Thing is, the center’s success from 3, while above his career norms, doesn’t look like an aberrant statistical blip. Hawes took 115 3s his second year in the Association, hitting 34.8 percent of them, and, in 2012-13, shot 42.1 percent from long range after the All-Star break. He’s a career 33.6 percent 3-point shooter who is clearly trending in the right direction. When given the latitude to do so, dude can shoot.
All of which puts Sam Hinkie in a peculiar position, or at least one that gives close observers of the team an opportunity to learn a great deal about the way the GM thinks about team building. There’s been an interesting argument in the blogosphere recently vis-à-vis whether Hinkie is truly tanking this season—deliberately building a bad team in the interest of getting a higher pick in a stacked draft—or simply looking towards the future with little concern, win or lose, for the present. Hinkie’s handling of Hawes will go a long way towards settling this debate. Will Hinkie be willing to forfeit a stretch 5, just entering his prime, merely to get a little worse?
Spencer Hawes has become a very good basketball player that is helping the team win now and, at 25, and with a skill-set that’s increasingly in demand, he’s a good bet to help the team in the future as well.
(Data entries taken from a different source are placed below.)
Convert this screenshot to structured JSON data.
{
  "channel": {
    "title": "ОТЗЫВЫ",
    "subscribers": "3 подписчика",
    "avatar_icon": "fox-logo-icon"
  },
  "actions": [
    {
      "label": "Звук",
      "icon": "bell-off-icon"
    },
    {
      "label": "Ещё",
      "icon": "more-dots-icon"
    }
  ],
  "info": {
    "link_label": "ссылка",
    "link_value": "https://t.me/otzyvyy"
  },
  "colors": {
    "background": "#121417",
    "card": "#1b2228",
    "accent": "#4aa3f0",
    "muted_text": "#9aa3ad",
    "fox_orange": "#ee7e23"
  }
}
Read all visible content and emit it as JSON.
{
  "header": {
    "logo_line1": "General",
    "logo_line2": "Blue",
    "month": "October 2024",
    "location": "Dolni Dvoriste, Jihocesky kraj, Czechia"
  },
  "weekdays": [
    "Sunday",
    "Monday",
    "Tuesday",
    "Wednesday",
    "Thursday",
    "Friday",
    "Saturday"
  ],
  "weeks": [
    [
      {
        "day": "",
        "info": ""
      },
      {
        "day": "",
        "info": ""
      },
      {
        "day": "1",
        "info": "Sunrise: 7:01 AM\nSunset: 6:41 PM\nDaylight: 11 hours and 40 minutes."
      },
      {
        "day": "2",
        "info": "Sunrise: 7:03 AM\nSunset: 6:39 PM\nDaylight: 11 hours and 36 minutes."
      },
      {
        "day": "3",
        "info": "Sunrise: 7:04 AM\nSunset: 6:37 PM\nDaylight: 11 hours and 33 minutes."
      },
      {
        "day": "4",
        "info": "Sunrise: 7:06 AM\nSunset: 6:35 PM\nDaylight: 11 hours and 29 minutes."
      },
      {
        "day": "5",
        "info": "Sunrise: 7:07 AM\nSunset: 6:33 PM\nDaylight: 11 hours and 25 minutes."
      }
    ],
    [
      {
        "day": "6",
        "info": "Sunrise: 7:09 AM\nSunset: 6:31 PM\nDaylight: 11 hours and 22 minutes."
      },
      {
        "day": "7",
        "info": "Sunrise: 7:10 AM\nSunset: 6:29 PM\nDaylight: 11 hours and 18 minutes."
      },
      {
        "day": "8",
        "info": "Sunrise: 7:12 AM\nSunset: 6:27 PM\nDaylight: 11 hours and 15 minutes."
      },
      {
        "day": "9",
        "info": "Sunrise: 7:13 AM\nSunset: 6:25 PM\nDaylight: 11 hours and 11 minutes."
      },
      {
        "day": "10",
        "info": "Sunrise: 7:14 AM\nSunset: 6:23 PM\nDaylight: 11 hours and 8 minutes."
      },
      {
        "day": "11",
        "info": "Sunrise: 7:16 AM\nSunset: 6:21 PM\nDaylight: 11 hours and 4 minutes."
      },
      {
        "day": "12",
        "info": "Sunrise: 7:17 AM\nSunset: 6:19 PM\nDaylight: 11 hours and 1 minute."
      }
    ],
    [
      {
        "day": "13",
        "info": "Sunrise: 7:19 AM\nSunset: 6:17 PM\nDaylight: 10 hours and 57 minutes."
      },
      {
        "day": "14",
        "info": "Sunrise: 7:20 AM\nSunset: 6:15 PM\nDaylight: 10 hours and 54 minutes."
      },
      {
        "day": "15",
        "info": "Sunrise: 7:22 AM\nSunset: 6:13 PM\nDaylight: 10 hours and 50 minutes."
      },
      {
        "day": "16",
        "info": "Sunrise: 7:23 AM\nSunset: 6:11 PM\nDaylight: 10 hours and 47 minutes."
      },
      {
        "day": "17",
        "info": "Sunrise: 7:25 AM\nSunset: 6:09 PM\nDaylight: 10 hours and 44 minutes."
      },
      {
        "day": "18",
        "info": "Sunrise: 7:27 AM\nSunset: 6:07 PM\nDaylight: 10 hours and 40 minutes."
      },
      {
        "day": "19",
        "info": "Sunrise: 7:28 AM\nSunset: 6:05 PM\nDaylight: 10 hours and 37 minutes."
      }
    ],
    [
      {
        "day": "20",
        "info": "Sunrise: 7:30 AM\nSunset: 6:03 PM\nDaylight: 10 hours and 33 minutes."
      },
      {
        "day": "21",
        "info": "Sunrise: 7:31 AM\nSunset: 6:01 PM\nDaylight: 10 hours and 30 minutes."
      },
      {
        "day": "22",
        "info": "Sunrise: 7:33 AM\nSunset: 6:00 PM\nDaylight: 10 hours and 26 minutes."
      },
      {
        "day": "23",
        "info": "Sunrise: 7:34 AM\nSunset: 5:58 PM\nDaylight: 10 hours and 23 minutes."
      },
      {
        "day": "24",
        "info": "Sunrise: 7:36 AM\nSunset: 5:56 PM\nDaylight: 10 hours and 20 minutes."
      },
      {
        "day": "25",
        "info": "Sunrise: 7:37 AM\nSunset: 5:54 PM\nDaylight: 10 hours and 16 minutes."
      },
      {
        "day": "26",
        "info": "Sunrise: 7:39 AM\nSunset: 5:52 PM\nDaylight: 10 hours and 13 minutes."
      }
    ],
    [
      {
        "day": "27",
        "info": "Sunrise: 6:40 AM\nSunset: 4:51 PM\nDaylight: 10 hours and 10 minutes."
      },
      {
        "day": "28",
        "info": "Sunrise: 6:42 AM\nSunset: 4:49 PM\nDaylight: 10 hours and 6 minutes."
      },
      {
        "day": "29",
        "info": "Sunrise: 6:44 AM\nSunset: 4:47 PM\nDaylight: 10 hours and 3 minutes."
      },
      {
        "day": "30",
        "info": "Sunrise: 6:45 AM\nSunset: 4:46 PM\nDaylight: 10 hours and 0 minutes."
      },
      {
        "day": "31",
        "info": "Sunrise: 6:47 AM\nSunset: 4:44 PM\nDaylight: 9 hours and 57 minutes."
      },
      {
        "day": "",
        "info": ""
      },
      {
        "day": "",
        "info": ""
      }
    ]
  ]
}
Just a few months ago, it seemed a long shot that he would last the season in Philadelphia. Turns out, he’s got a knack for making good on those.